The effect of Precipitation hardening
In simple terms, we have already established that precipitation hardening is performed on parts to improve their yield strength. But what is the mechanism behind that?
During the process, a new phase is formed, which consists of small atoms, known as precipitates. Precipitates are homogeneous particles that are formed within the original phase matrix.
The Process of Precipitation Hardening
Precipitation hardening is a heat treatment technique that takes place in low temperatures and makes use of alloying materials, such as aluminum and titanium. This causes increased yield strength as well as improved corrosion resistance, depending on the alloying metals.
Precipitation hardening takes place in three steps:
1. Solution annealing
The first step of precipitation hardening is called “solution annealing”. Its goal is to precipitate (or withdraw) metastable phases of alloys. In this process, inhomogeneities are transformed into homogeneities.
The metal is treated with a solution at high temperatures, slightly below the eutectic point of the material. Too low and the solution annealing is ineffective; too high and metals reach their melting point.
Once the alloying materials are dissolved into the surface of the part, rapid cooling takes place until the solubility limit is exceeded. This prevents alloys from discharging. The solid solution after quenching is metastable, oversaturated and single-phased.
Typical quenching agents in precipitation hardening are water, oil and gas.
Aging is the last and most time consuming step of precipitation hardening. The solution is heated to an intermediate temperature. At temperatures between 150 °C to 190 °C (400 °C- 500 °C for stainless steels), the part is held in a constant heat. The exact aging temperature depends on the composition of the material. The over saturated solid solution transforms into two-phase alloys. The dominating phase is also known as matrix.
Suitable Materials for Precipitation Hardening
- Stainless Steels: Stainless steels that contain high levels of chromium and nickel are suitable for precipitation hardening. Stainless steels that have been age hardened are also referred to as Precipitation Hardening steels, or PH steels. Their structure can be classified as martensitic or semi-autensitic.
- Aluminium alloys: Aluminium plays an important part in the automobile and aircraft and aerospace industry. It’s clear advantage, even towards stainless steel: it does not rust and is quite soft and easy to work with.

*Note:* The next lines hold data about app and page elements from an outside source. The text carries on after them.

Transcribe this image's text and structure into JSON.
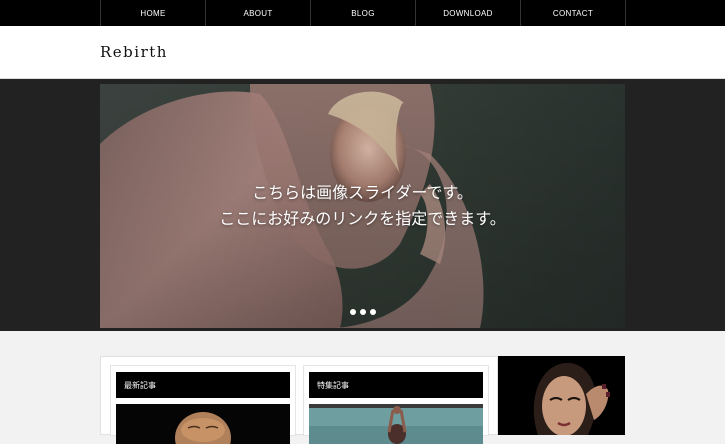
{
  "nav": {
    "items": [
      {
        "label": "HOME"
      },
      {
        "label": "ABOUT"
      },
      {
        "label": "BLOG"
      },
      {
        "label": "DOWNLOAD"
      },
      {
        "label": "CONTACT"
      }
    ]
  },
  "header": {
    "logo": "Rebirth"
  },
  "slider": {
    "caption_line1": "こちらは画像スライダーです。",
    "caption_line2": "ここにお好みのリンクを指定できます。",
    "dot_count": 3
  },
  "sections": {
    "latest": {
      "title": "最新記事"
    },
    "featured": {
      "title": "特集記事"
    }
  },
  "colors": {
    "nav_bg": "#000000",
    "hero_band": "#222222",
    "page_bg": "#f2f2f2"
  }
}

To harden aluminium, precipitation hardening is performed on the material. One of the most common aluminium alloy subjected to PH is aluminium-copper (Al-Cu).

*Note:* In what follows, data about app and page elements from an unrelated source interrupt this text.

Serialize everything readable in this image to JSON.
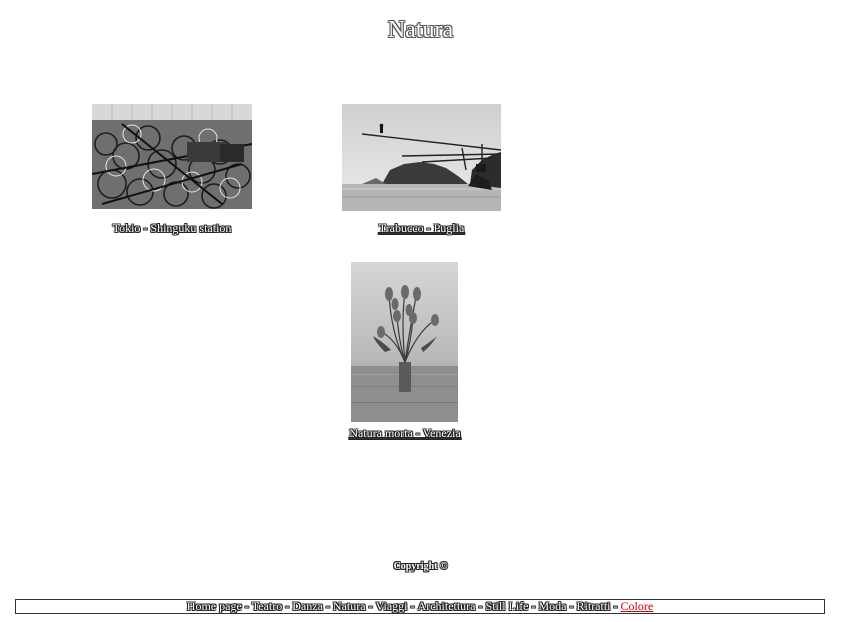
{
  "page": {
    "title": "Natura"
  },
  "gallery": {
    "items": [
      {
        "caption": "Tokio - Shinguku station",
        "image": "bicycles-photo",
        "linked": false
      },
      {
        "caption": "Trabucco - Puglia",
        "image": "trabucco-photo",
        "linked": true
      },
      {
        "caption": "Natura morta - Venezia",
        "image": "tulips-photo",
        "linked": true
      }
    ]
  },
  "copyright": {
    "text": "Copyright ©"
  },
  "footer": {
    "separator": "-",
    "links": [
      {
        "label": "Home page"
      },
      {
        "label": "Teatro"
      },
      {
        "label": "Danza"
      },
      {
        "label": "Natura"
      },
      {
        "label": "Viaggi"
      },
      {
        "label": "Architettura"
      },
      {
        "label": "Still Life"
      },
      {
        "label": "Moda"
      },
      {
        "label": "Ritratti"
      },
      {
        "label": "Colore",
        "active": true
      }
    ],
    "active_color": "#cc0000"
  }
}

- Magnesium alloys: Magnesium is a relatively light and malleable type of metal. Its low melting point and abundance make the processing and treatment of magnesium and its alloys both cheap and easy. To harden magnesium (alloys), precipitation hardening is performed to form solid-state precipitates.
HOW ELSE CAN MATERIALS BE HARDENED?

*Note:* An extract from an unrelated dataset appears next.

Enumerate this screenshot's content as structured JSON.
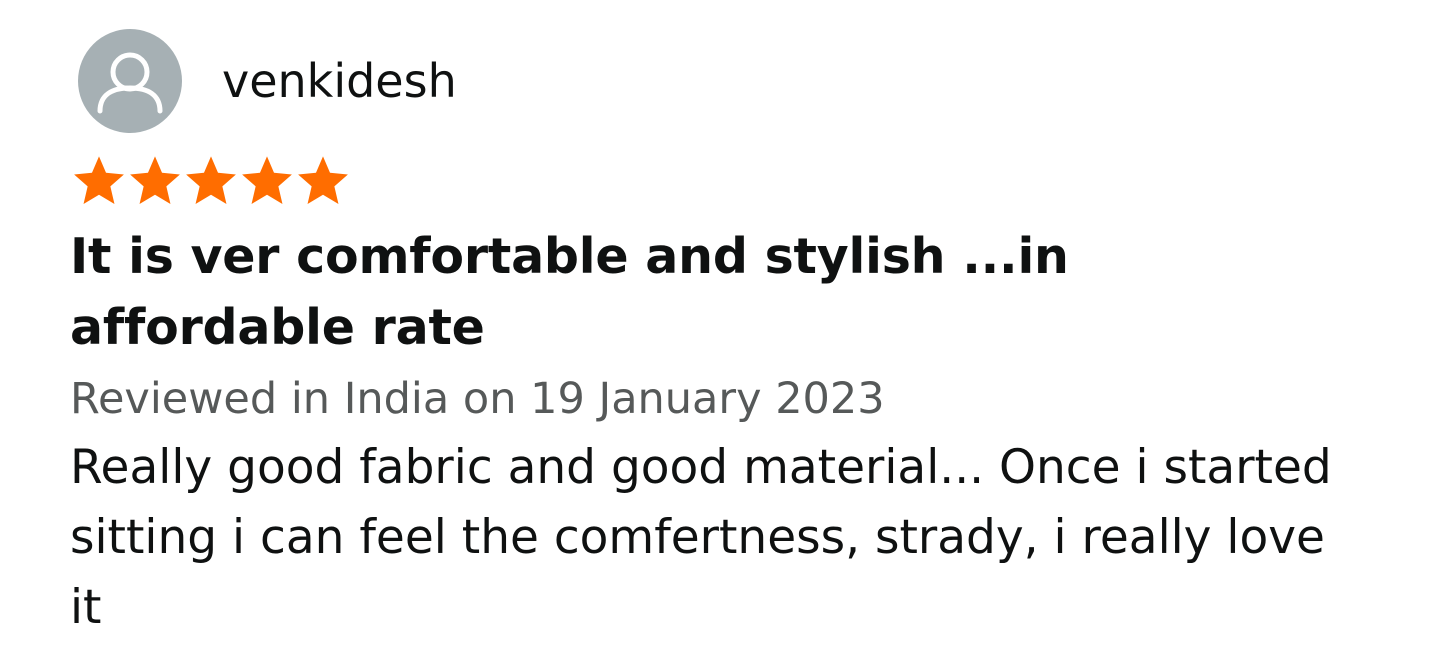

With the BORINOX® PROCESS FOR HARDENING STAINLESS STEEL and special alloys, an extremely hard and wear-resistant surface is formed on the components. The treatment does not affect the CORROSION RESISTANCE. In addition, the process is extremely dimensionally stable and provides reliable protection against ABRASION, CAVITATION and fatigue. If you have any questions, our material specialists are always at your disposal.